We live in strange times. We know now that for many the question of what constitutes truth is debatable. What people choose to believe has become much more subjective, not necessarily related to objective facts. Rather, our combined beliefs and political point of view may dictate what we believe to be true.
We are not alone. In today’s gospel the disciples travel from Jerusalem as instructed by Jesus. On the mountaintop they see the risen Lord again for the umpteenth time. But the text tells us that though they worshiped him, some still doubted. In face of the fact of Jesus actual presence, how could that be? Yet it was so. The good news is that it doesn’t matter. Jesus ignores their inability to believe. They showed up, doubts and all, and worshiped him. That’s enough for him to go on. Ignoring their hesitations completely, He commissions them to make disciples of all nations. They are to go forth empowered by the Father, Son, and Holy Spirit fully behind them.

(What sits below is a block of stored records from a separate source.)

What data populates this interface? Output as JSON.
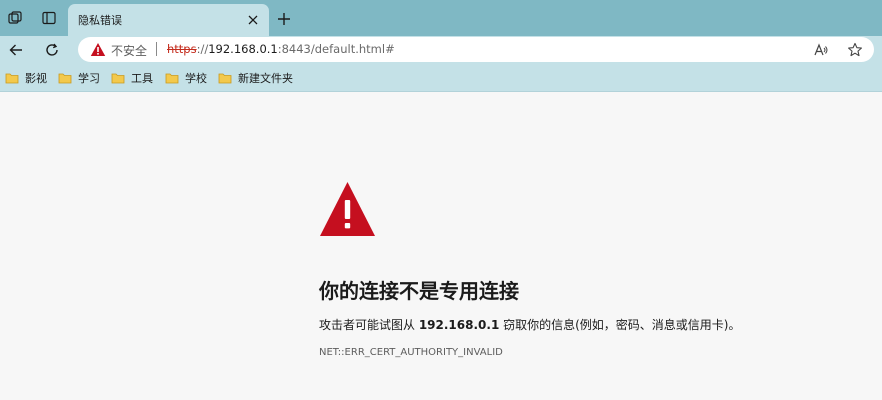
{
  "tab": {
    "title": "隐私错误"
  },
  "toolbar": {
    "security_label": "不安全",
    "url_scheme": "https",
    "url_rest_prefix": "://",
    "url_host": "192.168.0.1",
    "url_rest": ":8443/default.html#"
  },
  "bookmarks": [
    {
      "label": "影视"
    },
    {
      "label": "学习"
    },
    {
      "label": "工具"
    },
    {
      "label": "学校"
    },
    {
      "label": "新建文件夹"
    }
  ],
  "error": {
    "title": "你的连接不是专用连接",
    "desc_prefix": "攻击者可能试图从 ",
    "desc_host": "192.168.0.1",
    "desc_suffix": " 窃取你的信息(例如，密码、消息或信用卡)。",
    "code": "NET::ERR_CERT_AUTHORITY_INVALID"
  },
  "colors": {
    "tabstrip": "#7fb8c4",
    "toolbar": "#c4e1e7",
    "warning_red": "#c50f1f",
    "folder_yellow": "#f3c94c"
  },
  "icons": {
    "workspaces": "workspaces-icon",
    "tab_actions": "tab-actions-icon",
    "close": "close-icon",
    "new_tab": "plus-icon",
    "back": "back-arrow-icon",
    "refresh": "refresh-icon",
    "warning": "warning-triangle-icon",
    "read_aloud": "read-aloud-icon",
    "favorite": "star-icon",
    "folder": "folder-icon"
  }
}
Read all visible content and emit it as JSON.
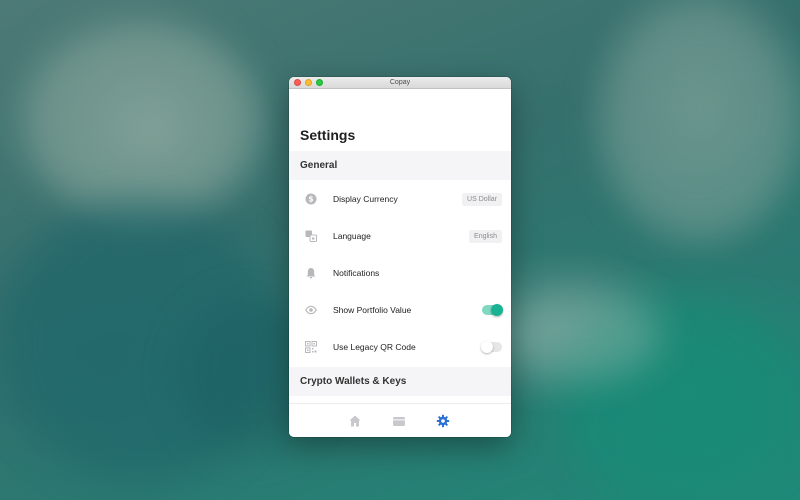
{
  "window": {
    "title": "Copay"
  },
  "page": {
    "title": "Settings"
  },
  "sections": {
    "general": "General",
    "crypto": "Crypto Wallets & Keys"
  },
  "items": [
    {
      "label": "Display Currency",
      "icon": "dollar-circle-icon",
      "value": "US Dollar"
    },
    {
      "label": "Language",
      "icon": "translate-icon",
      "value": "English"
    },
    {
      "label": "Notifications",
      "icon": "bell-icon"
    },
    {
      "label": "Show Portfolio Value",
      "icon": "eye-icon",
      "toggle": true
    },
    {
      "label": "Use Legacy QR Code",
      "icon": "qr-code-icon",
      "toggle": false
    }
  ],
  "tabs": [
    {
      "name": "home",
      "icon": "home-icon",
      "active": false
    },
    {
      "name": "cards",
      "icon": "card-icon",
      "active": false
    },
    {
      "name": "settings",
      "icon": "gear-icon",
      "active": true
    }
  ],
  "colors": {
    "accent": "#2b6fd6",
    "toggle_on": "#19b393",
    "icon_gray": "#b8b8bc",
    "section_bg": "#f5f5f7"
  }
}
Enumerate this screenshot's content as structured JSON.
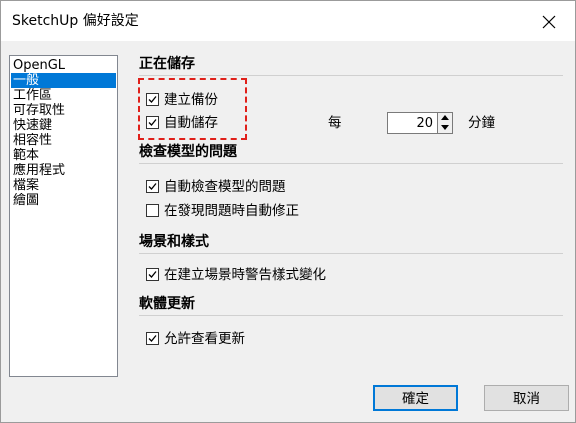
{
  "window": {
    "title": "SketchUp 偏好設定"
  },
  "sidebar": {
    "items": [
      {
        "label": "OpenGL",
        "selected": false
      },
      {
        "label": "一般",
        "selected": true
      },
      {
        "label": "工作區",
        "selected": false
      },
      {
        "label": "可存取性",
        "selected": false
      },
      {
        "label": "快速鍵",
        "selected": false
      },
      {
        "label": "相容性",
        "selected": false
      },
      {
        "label": "範本",
        "selected": false
      },
      {
        "label": "應用程式",
        "selected": false
      },
      {
        "label": "檔案",
        "selected": false
      },
      {
        "label": "繪圖",
        "selected": false
      }
    ]
  },
  "sections": {
    "saving": {
      "title": "正在儲存",
      "create_backup": {
        "label": "建立備份",
        "checked": true
      },
      "auto_save": {
        "label": "自動儲存",
        "checked": true
      },
      "every_label": "每",
      "minutes_value": "20",
      "minutes_unit": "分鐘"
    },
    "check_model": {
      "title": "檢查模型的問題",
      "auto_check": {
        "label": "自動檢查模型的問題",
        "checked": true
      },
      "auto_fix": {
        "label": "在發現問題時自動修正",
        "checked": false
      }
    },
    "scenes": {
      "title": "場景和樣式",
      "warn_style": {
        "label": "在建立場景時警告樣式變化",
        "checked": true
      }
    },
    "updates": {
      "title": "軟體更新",
      "allow_check": {
        "label": "允許查看更新",
        "checked": true
      }
    }
  },
  "buttons": {
    "ok": "確定",
    "cancel": "取消"
  },
  "colors": {
    "selection": "#0078d7",
    "highlight": "#e0201a",
    "dialog_bg": "#f0f0f0"
  }
}
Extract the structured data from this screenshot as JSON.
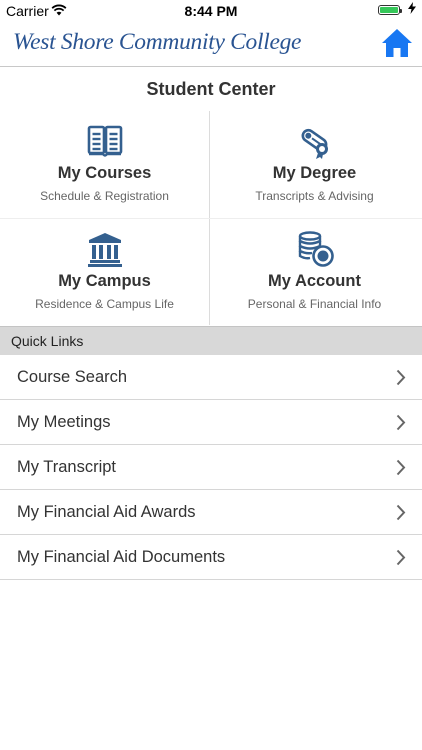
{
  "status_bar": {
    "carrier": "Carrier",
    "time": "8:44 PM",
    "battery_level": 1.0,
    "charging": true,
    "icons": [
      "wifi-icon",
      "battery-icon",
      "charging-bolt-icon"
    ]
  },
  "header": {
    "college_name": "West Shore Community College",
    "home_icon": "home-icon"
  },
  "student_center": {
    "title": "Student Center",
    "tiles": [
      {
        "title": "My Courses",
        "subtitle": "Schedule & Registration",
        "icon": "open-book-icon"
      },
      {
        "title": "My Degree",
        "subtitle": "Transcripts & Advising",
        "icon": "diploma-icon"
      },
      {
        "title": "My Campus",
        "subtitle": "Residence & Campus Life",
        "icon": "building-columns-icon"
      },
      {
        "title": "My Account",
        "subtitle": "Personal & Financial Info",
        "icon": "coins-icon"
      }
    ]
  },
  "quick_links": {
    "header": "Quick Links",
    "items": [
      {
        "label": "Course Search"
      },
      {
        "label": "My Meetings"
      },
      {
        "label": "My Transcript"
      },
      {
        "label": "My Financial Aid Awards"
      },
      {
        "label": "My Financial Aid Documents"
      }
    ]
  },
  "colors": {
    "brand_blue": "#2a5492",
    "icon_blue": "#34608f",
    "home_blue": "#1877f2",
    "battery_green": "#35c759",
    "quick_links_bg": "#d8d8d8"
  }
}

This is lucky for us because it means that we don’t need to be perfect in faith and trust or meet any other standard of perfection in order for God to choose us for God’s work in the world. This is a love that transcends our incapacities. God will continue working in and around us to bring forth his Kingdom.